• DATA PROVIDED:
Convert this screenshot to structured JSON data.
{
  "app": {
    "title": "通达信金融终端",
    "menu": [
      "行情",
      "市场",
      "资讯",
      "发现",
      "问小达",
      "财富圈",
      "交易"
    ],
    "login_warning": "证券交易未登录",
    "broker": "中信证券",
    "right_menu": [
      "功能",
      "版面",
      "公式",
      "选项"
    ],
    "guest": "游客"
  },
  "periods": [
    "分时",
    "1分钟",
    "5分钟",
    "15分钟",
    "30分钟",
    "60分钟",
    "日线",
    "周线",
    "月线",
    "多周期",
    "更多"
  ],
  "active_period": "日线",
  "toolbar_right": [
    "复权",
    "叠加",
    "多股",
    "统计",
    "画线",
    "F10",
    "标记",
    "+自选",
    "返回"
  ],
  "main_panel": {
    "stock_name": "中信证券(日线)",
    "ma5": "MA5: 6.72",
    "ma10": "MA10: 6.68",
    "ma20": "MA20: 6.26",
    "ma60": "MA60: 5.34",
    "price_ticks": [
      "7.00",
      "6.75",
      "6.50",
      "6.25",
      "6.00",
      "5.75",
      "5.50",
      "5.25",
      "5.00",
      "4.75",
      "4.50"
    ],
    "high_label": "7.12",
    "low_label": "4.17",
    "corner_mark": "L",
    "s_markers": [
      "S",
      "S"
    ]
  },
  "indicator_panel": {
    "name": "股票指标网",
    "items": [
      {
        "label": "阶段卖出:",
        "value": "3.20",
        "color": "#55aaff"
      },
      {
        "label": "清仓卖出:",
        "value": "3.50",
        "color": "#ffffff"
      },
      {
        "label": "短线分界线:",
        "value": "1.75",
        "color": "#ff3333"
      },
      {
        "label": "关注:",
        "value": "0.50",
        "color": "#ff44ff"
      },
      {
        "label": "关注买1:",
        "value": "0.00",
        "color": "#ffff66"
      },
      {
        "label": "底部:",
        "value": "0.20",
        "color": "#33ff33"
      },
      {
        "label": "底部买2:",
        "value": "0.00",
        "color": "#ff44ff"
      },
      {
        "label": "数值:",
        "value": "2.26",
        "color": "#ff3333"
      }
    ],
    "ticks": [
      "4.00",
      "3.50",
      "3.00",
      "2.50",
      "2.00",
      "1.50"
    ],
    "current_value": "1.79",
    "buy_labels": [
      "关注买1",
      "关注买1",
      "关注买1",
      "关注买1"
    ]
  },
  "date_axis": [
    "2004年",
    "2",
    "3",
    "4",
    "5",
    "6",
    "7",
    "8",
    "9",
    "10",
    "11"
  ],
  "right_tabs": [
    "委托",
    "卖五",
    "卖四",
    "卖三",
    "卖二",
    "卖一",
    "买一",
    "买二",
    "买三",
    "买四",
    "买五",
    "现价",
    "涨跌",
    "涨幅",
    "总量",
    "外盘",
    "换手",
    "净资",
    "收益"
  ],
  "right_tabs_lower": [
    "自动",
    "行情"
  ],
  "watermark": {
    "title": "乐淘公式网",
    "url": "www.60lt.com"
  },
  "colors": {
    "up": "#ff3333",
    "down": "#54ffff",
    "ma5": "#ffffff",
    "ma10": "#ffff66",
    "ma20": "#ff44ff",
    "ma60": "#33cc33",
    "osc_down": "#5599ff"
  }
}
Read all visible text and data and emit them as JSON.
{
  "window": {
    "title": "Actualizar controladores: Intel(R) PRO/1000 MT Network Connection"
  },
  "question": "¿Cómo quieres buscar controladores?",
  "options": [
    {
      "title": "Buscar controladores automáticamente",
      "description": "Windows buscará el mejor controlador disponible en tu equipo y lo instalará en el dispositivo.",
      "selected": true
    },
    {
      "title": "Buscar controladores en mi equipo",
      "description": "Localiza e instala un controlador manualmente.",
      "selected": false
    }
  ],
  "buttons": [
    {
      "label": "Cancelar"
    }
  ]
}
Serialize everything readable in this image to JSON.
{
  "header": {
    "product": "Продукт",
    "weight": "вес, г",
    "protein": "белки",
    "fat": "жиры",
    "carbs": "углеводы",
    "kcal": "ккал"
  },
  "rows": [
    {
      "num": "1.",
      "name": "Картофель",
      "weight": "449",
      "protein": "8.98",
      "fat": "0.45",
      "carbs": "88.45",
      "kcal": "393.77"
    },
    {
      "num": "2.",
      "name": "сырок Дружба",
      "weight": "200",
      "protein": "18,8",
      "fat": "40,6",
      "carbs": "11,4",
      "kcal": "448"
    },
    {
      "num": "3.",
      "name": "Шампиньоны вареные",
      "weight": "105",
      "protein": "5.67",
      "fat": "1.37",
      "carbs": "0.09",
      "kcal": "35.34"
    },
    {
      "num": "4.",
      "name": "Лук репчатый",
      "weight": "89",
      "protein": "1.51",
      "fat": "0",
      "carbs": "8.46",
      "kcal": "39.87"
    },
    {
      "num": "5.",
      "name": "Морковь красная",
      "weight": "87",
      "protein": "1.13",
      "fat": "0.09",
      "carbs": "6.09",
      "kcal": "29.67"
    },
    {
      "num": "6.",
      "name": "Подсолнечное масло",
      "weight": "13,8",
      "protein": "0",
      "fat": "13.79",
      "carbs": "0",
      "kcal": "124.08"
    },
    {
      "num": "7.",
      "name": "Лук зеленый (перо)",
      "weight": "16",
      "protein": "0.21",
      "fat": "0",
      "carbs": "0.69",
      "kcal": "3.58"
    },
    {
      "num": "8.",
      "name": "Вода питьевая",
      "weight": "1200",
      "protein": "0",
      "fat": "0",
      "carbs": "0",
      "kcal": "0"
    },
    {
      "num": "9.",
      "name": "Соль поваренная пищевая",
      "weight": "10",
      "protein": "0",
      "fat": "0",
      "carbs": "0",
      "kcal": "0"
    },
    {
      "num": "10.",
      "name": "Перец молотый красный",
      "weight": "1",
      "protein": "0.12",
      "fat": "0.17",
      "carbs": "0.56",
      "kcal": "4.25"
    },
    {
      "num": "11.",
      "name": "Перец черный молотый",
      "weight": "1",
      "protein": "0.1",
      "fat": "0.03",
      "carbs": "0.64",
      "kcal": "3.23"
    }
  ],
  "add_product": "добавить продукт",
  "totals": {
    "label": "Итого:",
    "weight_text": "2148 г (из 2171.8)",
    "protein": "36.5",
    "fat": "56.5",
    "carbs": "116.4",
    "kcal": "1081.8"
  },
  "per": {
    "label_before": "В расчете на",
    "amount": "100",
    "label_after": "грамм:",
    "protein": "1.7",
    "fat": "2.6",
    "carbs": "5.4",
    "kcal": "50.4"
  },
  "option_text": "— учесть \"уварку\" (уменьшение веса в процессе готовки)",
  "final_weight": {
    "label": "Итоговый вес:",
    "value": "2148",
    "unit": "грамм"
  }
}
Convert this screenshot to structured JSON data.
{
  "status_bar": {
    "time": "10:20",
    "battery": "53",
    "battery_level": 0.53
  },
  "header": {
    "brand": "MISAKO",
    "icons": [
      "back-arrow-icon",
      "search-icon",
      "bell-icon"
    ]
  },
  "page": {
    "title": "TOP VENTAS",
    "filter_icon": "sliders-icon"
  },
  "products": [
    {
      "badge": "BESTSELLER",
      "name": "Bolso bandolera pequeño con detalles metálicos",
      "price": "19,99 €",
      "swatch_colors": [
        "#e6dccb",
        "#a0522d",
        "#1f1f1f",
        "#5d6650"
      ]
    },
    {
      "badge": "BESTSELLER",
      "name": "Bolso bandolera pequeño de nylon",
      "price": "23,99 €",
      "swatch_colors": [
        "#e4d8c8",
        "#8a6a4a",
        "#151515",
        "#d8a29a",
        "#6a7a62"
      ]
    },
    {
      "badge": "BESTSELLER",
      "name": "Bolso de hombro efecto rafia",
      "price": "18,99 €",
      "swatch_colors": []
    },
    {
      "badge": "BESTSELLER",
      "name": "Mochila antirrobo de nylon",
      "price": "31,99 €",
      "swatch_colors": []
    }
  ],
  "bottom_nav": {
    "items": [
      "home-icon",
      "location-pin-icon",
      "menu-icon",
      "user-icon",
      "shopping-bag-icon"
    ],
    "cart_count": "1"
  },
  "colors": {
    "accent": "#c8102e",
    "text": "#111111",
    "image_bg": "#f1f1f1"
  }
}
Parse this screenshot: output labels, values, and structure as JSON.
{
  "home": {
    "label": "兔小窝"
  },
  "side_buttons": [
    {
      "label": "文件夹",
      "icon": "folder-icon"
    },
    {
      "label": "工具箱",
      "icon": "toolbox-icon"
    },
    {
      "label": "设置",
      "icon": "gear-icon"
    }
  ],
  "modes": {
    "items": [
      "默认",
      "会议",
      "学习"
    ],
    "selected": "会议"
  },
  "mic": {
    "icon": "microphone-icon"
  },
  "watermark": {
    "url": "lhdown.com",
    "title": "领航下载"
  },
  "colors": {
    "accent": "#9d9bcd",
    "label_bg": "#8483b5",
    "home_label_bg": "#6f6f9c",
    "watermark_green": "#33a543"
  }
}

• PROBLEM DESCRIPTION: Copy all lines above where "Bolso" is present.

• RESPONSE BELOW:
      "name": "Bolso bandolera pequeño con detalles metálicos",
      "name": "Bolso bandolera pequeño de nylon",
      "name": "Bolso de hombro efecto rafia",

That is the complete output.